A typical prep cycle for University Select students sees students
begin test prep in the Summer or Fall of their Junior year,
starting with a Boot Camp, and then pivoting to a series of one-on-one tutoring.
This, of course, varies: recruited athletes tend to start in Sophomore Spring, other families choose to start testing midway through Junior year. Regardless, our August & September Boot Camps serves as the most frequent programmatic entry point Juniors. We are happy to work with, and respond to, a variety of inputs from college counselors and family members.
One definite factor to consider is whether your student has completed Algebra II. Precalculus is useful, though not imperative, for success on the SAT & ACT. Algebra II, however, is the heartbeat of both math tests. Typically, if a student is enrolled in Algebra II, we recommend that they wait until the Spring (March/April) of that year to commence prepping for the Math portions. Some students opt to begin prepping for the verbal test sections while they progress through Algebra II.

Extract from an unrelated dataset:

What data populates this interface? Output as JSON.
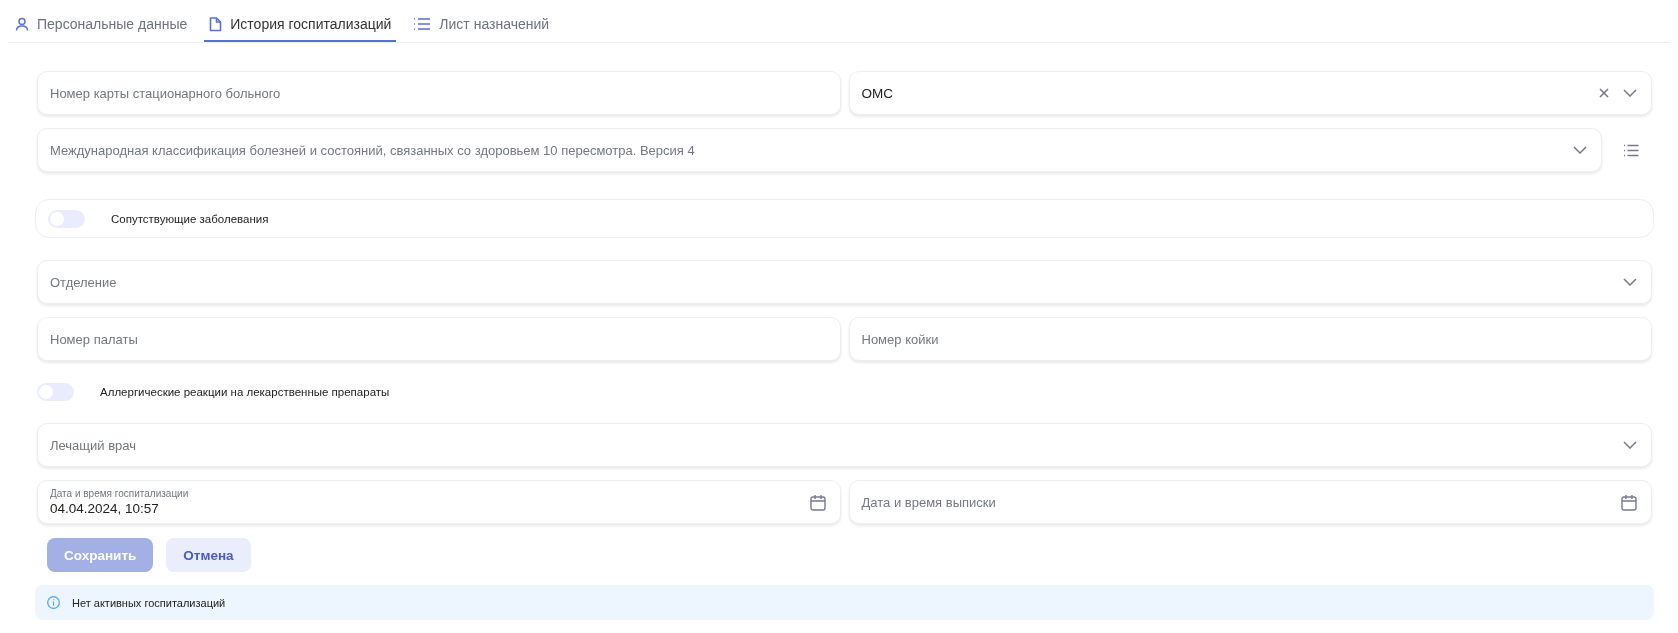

Generally, we recommend that many of our students begin in our Boot Camp format because it is an efficient means to access our core strategies and to quickly accumulate diagnostic test data. However, this recommendation is not universal. Much depends on a student's previous scores and score goals. Read HERE for specific information regarding the best tutoring track, based on your student's profile.
Unless your daughter or son gets their desired score the first time, they should at least expect to take a test 2 -3 times. It is not unusual for a student to take a test up to 4 - 5 times, particularly if your student starts the test prep cycle as a sophomore, or in the Fall of junior year. Remember that - in the case of the SAT - super scoring is allowed, with a student's best verbal and math scores plucked from different test dates.
There does seem to be an urban legend that taking the test too many times has negative ramifications on one’s college application. Please confirm with your college counselor – but we believe that as long as your scores are moving, and clear work is being done, admissions officers take a positive view on the effort represented by multiple tests. Most students in our program take a particular test 3 - 4 times. We only get concerned when a student takes the same test a number of times – without seeing score increases!
In short, no. There are some anomalies. The June 2018 SAT created controversy because the scaled score curve was so unforgiving - a handful of incorrect responses dropped student scores by great-than-normal margins. But there are no trends favoring some test dates over others. If anything could be said, typically the more popular test dates have more crowded - and therefore more predictable - curves.
We strongly feel that students should plan test dates based on their bandwidth and schedule. We are more interested in making sure students take tests that offer the best feedback. Three times a year, the SAT and the ACT offer students the option to order a copy of the test booklet and a list of their incorrect responses. Test day feedback is invaluable to any further prep cycle.